Showing empathy

Syrian youngsters made swings out of wire.

Another photo shows a group of children sharing swings made out of wire, tied around a low-hanging tree branch.

Jarecke said he tries to convey his empathy for every subject.

“You need to capture the image so the viewer can recognize themselves in it. Without empathy, the images have a very short shelf life.”

Jarecke is still offering the prints for sale, but he is not actively promoting the project because he’s been both appreciative and overwhelmed with orders.

The money is being donated to International Orthodox Christian Charities, which is helping supply clean water, food and medical care in Syria.

Some people have mailed in donations without asking for a print and a church in Chicago contacted Jarecke for assistance in sending a representative and money to Syria.

The Jareckes stay in touch with their Syrian relatives, mostly on Facebook. Jarecke said the relatives tell them things are getting better in Syria, but he suspects they are putting a positive spin on a dire situation.

He wants to return to Syria, but he fears it will be hard for Souad to get back into the country.

‘Treasure of my life’

The Jareckes moved to Joliet in 1992, and the Jarecke children attend Laurel High School, Rocky Mountain College and Montana State University.

On Jarecke’s first trip to Syria in 1993, he and Souad visited one of the oldest Christian monasteries in the world, Our Lady of Saidnaya. A nun whispered to Souad that she was with child. Nine months later, their first child, Shadya, was born.

Now 22 and a student at Rocky Mountain College, Shadya has helped promote the Syrian prints.

“I am so proud of my dad. He’s one of the most compassionate people I know,” Shadya said.

Jarecke and Souad met in the 1980s when they attended the University of Nebraska in Omaha. In 1989, Jarecke moved to New York to work for Life and Time magazines. A friend suggested that Souad get in touch with Jarecke so he could show her around New York.

For their first real date, he left Beijing where he was on assignment to photograph the Tiananmen Square demonstrations, which led to the June 4, 1989, massacre.

“I called her and said, ‘It’s my grandma’s birthday.
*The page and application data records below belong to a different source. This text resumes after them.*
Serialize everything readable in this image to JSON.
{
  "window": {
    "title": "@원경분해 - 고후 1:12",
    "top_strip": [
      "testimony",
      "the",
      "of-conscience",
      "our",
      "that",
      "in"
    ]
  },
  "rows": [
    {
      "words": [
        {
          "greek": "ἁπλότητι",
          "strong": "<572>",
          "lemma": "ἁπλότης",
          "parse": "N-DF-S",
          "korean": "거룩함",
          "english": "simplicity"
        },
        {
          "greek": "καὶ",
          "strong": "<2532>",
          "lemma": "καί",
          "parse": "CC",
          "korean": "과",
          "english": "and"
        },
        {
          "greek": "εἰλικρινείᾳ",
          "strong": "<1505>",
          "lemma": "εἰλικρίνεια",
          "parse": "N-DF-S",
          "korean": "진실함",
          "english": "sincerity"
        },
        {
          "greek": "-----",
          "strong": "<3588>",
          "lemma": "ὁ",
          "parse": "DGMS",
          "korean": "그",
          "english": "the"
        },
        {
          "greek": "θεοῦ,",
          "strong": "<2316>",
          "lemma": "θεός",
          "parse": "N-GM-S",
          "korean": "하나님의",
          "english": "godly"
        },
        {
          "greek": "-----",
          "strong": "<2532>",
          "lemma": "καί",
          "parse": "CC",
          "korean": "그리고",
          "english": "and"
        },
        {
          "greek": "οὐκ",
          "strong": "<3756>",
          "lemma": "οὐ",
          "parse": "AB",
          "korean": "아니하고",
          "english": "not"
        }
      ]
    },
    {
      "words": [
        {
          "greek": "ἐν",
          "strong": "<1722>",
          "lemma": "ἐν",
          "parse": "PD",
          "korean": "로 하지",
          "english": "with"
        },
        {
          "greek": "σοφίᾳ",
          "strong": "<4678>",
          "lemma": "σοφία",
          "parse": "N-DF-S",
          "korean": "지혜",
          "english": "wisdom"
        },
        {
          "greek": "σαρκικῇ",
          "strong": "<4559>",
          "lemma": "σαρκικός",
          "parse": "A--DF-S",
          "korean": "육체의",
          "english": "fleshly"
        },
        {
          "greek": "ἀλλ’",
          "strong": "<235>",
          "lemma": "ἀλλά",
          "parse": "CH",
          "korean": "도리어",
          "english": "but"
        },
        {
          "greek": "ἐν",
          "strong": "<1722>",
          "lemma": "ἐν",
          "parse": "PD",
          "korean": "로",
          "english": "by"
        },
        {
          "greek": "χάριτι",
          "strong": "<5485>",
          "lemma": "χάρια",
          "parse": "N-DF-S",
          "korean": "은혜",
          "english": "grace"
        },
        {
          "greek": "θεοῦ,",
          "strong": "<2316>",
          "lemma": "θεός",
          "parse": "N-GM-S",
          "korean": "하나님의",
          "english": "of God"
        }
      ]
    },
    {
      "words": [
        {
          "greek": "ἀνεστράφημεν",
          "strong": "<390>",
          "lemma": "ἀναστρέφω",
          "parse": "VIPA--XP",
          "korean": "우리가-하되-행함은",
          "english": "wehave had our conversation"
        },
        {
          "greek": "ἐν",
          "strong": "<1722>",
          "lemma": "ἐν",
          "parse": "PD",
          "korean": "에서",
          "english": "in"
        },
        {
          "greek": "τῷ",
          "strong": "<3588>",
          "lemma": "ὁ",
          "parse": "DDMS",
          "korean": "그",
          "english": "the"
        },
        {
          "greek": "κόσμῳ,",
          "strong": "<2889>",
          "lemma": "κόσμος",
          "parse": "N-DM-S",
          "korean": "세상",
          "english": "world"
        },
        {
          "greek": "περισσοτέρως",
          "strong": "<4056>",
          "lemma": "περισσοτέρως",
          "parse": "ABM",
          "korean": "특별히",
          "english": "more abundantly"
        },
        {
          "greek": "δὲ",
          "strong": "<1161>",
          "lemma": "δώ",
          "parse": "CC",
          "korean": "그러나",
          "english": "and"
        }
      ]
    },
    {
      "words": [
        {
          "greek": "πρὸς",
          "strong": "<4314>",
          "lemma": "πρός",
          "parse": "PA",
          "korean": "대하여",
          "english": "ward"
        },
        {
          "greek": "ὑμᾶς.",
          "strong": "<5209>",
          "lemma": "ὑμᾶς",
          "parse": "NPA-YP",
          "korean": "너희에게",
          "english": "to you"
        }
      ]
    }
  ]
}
Maybe you can have dinner with us.’ Her sister said, ‘He’s calling from China, you have to say yes.’ I left China to make this date and I didn’t even tell my editors I left. I upset a lot of people, but I got the greatest treasure of my life — my wife.”